“I don’t know.  I feel uncomfortable with putting all this into words.  I’m just so Goddamned tired having to defend every emotion I have.”
“Do you feel I’m contentious?”

“No Padre.  Not at all.”  He laughed. “I’ve just had so many experiences lately where I’ve said something and someone contradicts it.  It’s fucking exhausting having to defend yourself every time you open your mouth.”
“Do you think you see conflict even when it doesn’t exist?”

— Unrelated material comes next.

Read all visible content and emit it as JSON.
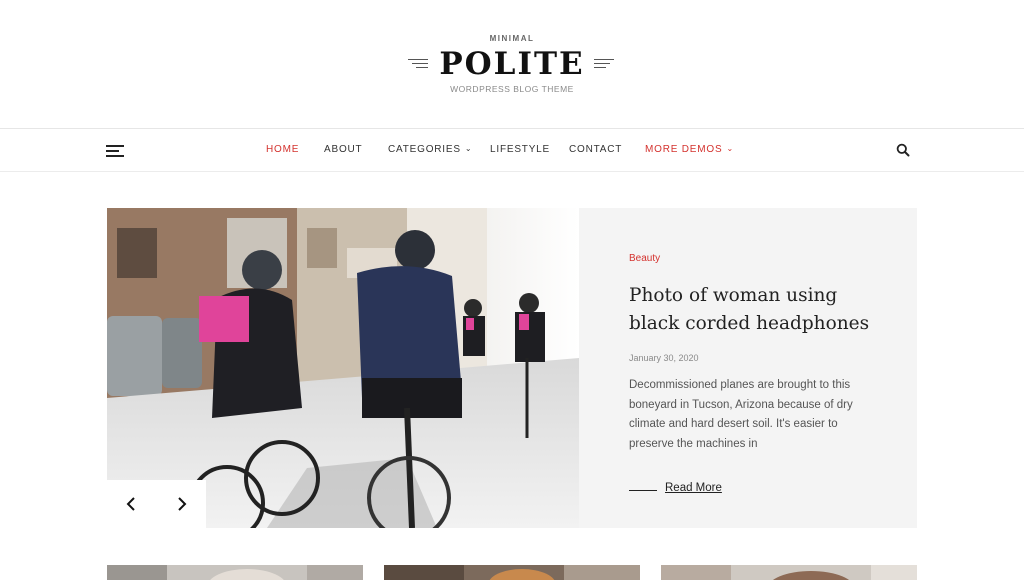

He laughed.  “No!  And this isn’t about any of that.  Anyone with an opinion encounters opposition.  Well, unless they’re Kleenex.”  He shifted in the chair.  “My point is I thought about that movie today and I thought about how much I’ve changed.  I’m more comfortable being a man than I was.  That’s all.”
“Okay.”

“I think it’s helped me in my writing.  Seeing both sides.  That’s all.” He patted the armrests and rubbed the texture smooth. “This really isn’t a conversation I can have with people.”
“Why not?”

“Tell people I identified with women more than men as a kid?”
“I don’t’ see a problem.”

“An unmarried man in his fifties talking about all this shit?”  He laughed. “I’m too old to justify my life.”

“Who’s asking you to justify it?”

“The Goddamned world Padre.” He sat straight and adopted a slanted accent. “Hi!  When I was a kid I found my echo more with women than men!  I did!”  He laughed. “Yeah, I don’t think so.”
“I think you’re defining gender roles too rigidly.”

“No.” He sat straight and pointed his finger.  He collapsed his fist. "Yeah, maybe I am. I don't know.  Maybe none of this makes sense.”
“Does it have to make sense?”

“No.” He stood up.  “No it doesn’t.  Just things I’m thinking about.  Anyway, today I realized how much I haven’t changed.  And I thought I had.  That’s all.  I thought about Diane Keaton and I knew I was still just me.”
“Is that a good thing?”

He smiled.  “I don’t know.  I’m not all that comfortable with just being the same as I was.”  He looked outside and watched the snow cover the sidewalks. "Don't you ever worry that you didn't become more?"